Dataset entries:
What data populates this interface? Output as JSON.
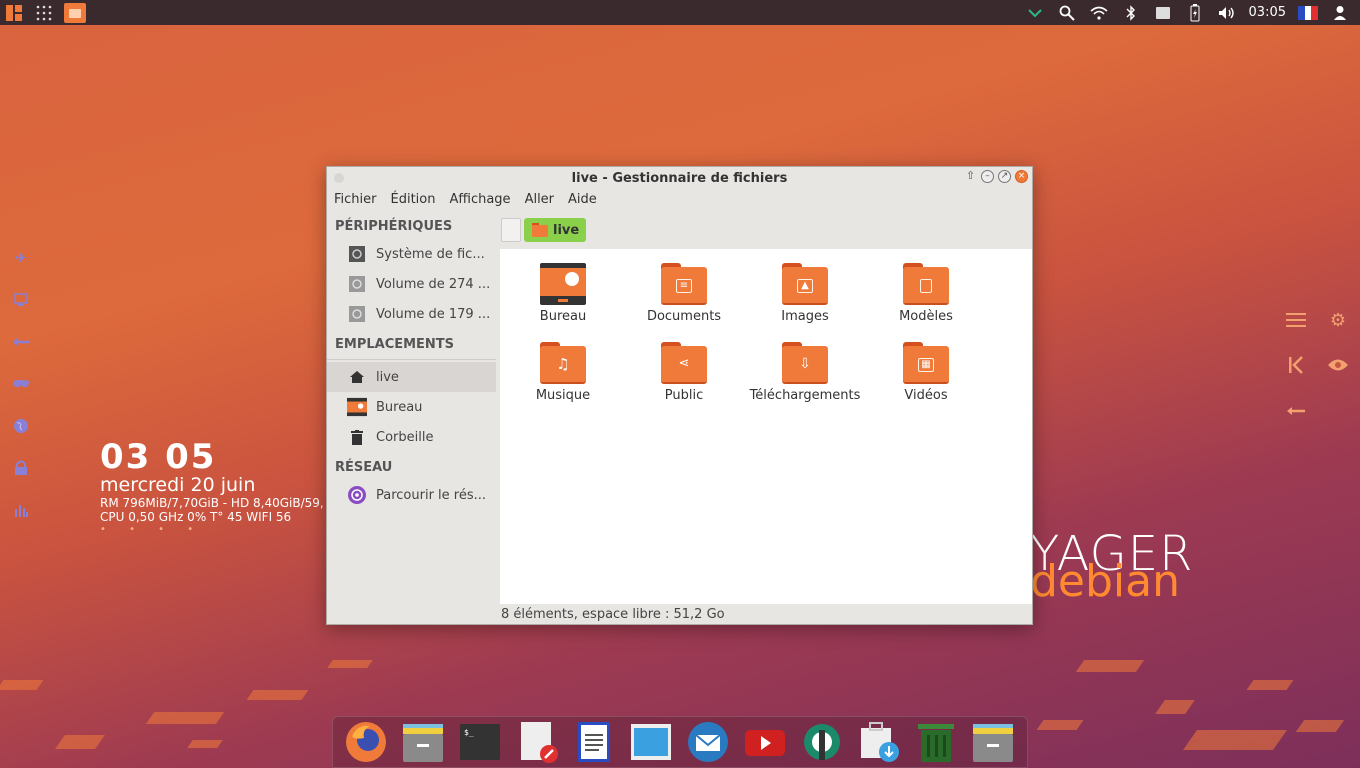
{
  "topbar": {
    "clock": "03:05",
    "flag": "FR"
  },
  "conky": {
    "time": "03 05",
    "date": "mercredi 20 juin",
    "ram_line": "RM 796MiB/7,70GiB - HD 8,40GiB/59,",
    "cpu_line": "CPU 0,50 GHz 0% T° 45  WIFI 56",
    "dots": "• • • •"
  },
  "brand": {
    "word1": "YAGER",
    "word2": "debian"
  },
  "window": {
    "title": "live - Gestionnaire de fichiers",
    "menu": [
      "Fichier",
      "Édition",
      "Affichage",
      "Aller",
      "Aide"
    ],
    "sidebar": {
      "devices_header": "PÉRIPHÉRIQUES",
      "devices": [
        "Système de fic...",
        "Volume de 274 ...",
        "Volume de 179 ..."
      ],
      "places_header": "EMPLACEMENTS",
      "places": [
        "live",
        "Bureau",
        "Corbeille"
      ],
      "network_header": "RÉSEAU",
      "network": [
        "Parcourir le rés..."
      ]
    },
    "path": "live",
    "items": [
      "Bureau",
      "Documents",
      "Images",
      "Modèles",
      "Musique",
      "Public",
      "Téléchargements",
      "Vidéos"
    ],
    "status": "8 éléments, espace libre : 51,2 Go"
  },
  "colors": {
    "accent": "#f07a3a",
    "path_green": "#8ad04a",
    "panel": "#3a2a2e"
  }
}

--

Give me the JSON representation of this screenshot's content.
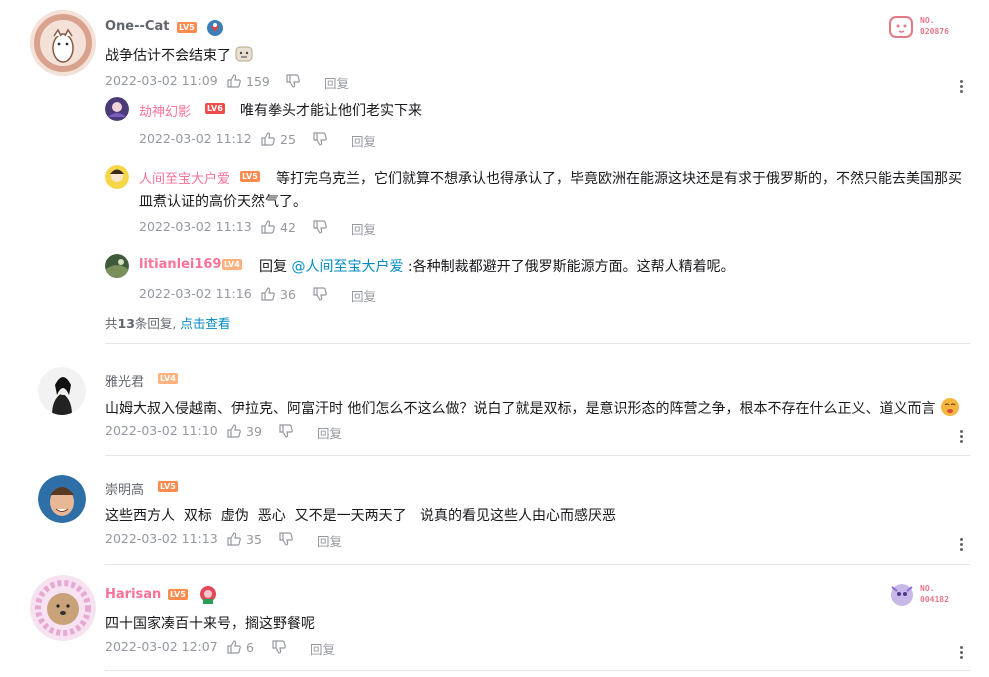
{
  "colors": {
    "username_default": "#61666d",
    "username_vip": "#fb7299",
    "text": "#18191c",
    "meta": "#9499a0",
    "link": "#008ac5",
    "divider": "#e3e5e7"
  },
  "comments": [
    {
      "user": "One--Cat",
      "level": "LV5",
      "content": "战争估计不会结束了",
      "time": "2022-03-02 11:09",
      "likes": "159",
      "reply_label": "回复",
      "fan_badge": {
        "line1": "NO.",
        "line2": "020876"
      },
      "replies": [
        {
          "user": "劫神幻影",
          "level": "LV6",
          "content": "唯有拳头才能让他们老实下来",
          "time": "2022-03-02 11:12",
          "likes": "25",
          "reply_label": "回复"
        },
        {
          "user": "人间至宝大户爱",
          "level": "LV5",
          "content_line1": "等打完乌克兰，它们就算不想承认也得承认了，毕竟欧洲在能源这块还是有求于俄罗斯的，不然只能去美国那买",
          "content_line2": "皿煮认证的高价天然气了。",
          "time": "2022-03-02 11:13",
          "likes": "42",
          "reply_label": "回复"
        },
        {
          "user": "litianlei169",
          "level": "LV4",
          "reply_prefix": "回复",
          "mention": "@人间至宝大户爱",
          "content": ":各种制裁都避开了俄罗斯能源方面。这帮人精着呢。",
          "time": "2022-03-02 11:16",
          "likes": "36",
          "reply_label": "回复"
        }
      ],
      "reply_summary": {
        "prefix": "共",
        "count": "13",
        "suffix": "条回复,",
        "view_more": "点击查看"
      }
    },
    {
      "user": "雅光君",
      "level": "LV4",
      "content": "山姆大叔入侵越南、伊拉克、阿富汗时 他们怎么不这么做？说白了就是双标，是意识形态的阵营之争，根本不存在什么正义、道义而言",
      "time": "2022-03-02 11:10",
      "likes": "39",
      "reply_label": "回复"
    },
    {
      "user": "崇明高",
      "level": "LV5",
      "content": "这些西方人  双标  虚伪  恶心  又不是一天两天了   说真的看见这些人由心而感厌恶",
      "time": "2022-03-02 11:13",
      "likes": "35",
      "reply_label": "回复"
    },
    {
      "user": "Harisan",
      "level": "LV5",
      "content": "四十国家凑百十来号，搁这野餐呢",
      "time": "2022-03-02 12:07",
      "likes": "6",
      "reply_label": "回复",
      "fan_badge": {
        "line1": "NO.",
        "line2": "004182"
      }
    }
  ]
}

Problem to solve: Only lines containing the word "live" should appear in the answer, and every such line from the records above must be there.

Response below:
    "title": "live - Gestionnaire de fichiers",
        "live",
    "path": "live",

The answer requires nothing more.